## Extracted entries
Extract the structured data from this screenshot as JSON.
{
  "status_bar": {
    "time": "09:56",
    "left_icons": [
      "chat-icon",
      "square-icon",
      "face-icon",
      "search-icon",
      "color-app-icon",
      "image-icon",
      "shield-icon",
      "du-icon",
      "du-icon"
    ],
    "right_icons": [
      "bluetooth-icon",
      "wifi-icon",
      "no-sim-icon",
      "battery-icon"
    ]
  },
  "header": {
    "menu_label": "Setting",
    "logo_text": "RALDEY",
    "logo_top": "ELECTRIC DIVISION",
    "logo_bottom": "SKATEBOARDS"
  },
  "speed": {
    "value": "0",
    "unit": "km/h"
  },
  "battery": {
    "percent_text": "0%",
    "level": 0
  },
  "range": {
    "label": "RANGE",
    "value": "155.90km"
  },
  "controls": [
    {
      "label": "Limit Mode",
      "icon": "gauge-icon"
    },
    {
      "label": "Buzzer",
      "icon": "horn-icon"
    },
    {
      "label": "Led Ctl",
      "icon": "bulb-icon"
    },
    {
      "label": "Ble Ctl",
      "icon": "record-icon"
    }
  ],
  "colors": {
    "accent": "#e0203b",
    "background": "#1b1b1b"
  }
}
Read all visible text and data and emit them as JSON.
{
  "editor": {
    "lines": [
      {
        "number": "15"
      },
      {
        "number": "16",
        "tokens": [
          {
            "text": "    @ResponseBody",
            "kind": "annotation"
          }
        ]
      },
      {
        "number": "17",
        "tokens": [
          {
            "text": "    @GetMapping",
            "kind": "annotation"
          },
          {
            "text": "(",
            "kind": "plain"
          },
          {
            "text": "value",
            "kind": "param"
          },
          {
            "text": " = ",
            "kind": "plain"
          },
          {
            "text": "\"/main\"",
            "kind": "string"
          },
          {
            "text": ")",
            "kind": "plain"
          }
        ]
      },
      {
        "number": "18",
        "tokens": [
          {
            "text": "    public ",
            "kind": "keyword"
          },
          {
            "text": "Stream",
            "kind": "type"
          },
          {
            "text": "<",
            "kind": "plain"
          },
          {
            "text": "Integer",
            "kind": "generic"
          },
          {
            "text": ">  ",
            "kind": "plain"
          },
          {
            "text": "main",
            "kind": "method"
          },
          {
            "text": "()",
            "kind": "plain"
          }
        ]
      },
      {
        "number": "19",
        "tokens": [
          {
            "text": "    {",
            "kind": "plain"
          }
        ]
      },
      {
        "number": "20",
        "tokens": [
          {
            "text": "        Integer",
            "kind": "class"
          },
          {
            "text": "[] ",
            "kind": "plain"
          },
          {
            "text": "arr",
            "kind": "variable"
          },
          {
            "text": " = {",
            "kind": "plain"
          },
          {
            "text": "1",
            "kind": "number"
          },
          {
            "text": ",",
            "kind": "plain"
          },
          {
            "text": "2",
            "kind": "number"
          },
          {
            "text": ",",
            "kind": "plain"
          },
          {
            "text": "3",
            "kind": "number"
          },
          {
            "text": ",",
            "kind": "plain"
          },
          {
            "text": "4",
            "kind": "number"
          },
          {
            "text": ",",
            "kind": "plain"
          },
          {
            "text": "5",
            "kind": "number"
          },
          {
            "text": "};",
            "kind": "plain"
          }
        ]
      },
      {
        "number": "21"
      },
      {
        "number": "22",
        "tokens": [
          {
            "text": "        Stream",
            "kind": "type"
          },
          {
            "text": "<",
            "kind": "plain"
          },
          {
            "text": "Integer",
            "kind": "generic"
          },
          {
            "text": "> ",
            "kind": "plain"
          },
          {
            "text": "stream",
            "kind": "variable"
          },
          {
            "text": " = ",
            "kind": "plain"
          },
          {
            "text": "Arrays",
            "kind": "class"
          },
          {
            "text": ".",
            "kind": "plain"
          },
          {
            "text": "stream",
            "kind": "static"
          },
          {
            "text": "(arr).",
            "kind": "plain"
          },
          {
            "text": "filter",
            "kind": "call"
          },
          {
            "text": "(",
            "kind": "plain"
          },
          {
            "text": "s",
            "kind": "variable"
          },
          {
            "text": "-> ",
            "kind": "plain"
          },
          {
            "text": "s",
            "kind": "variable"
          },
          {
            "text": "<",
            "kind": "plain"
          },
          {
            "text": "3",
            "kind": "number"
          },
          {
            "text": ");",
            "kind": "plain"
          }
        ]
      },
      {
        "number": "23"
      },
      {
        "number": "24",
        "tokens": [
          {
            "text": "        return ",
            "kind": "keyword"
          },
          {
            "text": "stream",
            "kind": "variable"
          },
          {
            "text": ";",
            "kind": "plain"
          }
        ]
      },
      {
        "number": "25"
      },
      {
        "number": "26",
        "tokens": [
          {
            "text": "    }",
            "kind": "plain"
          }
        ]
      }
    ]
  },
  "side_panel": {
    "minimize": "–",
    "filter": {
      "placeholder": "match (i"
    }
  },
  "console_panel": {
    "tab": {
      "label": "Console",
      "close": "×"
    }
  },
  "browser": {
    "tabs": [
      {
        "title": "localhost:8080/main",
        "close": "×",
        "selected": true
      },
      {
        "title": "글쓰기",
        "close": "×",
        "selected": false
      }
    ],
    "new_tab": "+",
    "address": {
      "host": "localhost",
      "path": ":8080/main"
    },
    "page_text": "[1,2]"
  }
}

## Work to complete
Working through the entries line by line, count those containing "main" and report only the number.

## Result of this exercise
4